**INPUT DATA**
────

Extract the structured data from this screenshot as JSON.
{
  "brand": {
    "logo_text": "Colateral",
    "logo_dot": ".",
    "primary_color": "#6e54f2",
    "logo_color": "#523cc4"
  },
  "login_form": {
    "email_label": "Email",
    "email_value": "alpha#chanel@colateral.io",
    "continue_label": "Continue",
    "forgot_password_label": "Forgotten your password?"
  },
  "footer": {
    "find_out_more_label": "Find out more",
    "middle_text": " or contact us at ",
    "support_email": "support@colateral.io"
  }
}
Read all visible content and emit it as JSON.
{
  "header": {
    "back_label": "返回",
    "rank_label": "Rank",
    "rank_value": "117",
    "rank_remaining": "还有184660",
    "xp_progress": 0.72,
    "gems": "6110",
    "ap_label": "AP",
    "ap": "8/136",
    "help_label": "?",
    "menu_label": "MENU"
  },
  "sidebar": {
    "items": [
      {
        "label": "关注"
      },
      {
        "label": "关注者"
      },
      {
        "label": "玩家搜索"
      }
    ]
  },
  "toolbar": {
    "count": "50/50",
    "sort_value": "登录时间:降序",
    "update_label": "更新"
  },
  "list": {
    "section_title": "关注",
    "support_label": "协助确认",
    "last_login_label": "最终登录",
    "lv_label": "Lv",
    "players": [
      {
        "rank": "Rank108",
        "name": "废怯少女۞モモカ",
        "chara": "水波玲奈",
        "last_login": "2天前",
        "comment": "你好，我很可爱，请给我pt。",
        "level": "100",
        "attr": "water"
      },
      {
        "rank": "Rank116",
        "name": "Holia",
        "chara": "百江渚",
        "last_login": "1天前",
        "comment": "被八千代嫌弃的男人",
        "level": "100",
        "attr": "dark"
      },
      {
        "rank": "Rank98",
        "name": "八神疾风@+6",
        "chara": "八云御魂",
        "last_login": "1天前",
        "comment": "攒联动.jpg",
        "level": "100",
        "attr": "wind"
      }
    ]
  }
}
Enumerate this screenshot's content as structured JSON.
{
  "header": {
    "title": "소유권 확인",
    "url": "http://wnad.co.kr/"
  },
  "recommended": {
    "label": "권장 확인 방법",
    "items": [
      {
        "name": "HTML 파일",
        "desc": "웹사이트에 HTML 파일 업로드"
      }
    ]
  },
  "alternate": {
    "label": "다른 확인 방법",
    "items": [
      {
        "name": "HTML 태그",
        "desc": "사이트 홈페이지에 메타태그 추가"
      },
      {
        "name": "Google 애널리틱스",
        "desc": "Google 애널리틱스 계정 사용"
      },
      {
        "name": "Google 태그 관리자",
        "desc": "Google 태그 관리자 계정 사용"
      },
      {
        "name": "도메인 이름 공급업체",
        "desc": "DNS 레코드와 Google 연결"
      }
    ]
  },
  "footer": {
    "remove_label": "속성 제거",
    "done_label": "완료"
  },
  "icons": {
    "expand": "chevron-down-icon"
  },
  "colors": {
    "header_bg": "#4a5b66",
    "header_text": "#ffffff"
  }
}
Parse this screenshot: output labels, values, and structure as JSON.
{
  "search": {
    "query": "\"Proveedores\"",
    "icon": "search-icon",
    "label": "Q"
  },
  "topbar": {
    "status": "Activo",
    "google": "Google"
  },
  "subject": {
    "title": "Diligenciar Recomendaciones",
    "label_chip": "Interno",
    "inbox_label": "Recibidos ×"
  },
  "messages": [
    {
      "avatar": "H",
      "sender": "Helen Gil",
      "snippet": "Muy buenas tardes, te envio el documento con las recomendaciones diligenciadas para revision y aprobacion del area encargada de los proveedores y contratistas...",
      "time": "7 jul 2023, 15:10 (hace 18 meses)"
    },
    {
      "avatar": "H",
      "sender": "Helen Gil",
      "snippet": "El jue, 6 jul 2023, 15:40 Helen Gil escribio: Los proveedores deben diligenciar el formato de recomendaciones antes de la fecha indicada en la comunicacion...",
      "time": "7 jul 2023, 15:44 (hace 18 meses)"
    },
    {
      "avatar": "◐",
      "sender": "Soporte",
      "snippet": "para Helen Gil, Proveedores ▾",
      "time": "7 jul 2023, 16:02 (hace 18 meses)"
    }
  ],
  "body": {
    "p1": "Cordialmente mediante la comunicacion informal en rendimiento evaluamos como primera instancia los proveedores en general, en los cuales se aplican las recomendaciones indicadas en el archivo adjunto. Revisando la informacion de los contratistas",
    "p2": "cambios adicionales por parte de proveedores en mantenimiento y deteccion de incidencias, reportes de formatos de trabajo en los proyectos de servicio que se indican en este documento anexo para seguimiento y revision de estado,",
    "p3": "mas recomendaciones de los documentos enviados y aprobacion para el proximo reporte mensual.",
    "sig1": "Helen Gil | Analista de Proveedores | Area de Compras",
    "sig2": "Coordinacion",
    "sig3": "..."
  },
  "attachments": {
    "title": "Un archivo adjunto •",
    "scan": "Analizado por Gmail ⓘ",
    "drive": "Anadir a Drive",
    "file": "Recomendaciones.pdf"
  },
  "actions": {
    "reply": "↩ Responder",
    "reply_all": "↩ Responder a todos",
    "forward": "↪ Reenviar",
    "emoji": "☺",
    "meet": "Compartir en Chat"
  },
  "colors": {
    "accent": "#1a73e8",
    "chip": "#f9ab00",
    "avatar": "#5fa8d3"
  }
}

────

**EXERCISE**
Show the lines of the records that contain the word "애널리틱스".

**SOLUTION BELOW**
        "name": "Google 애널리틱스",
        "desc": "Google 애널리틱스 계정 사용"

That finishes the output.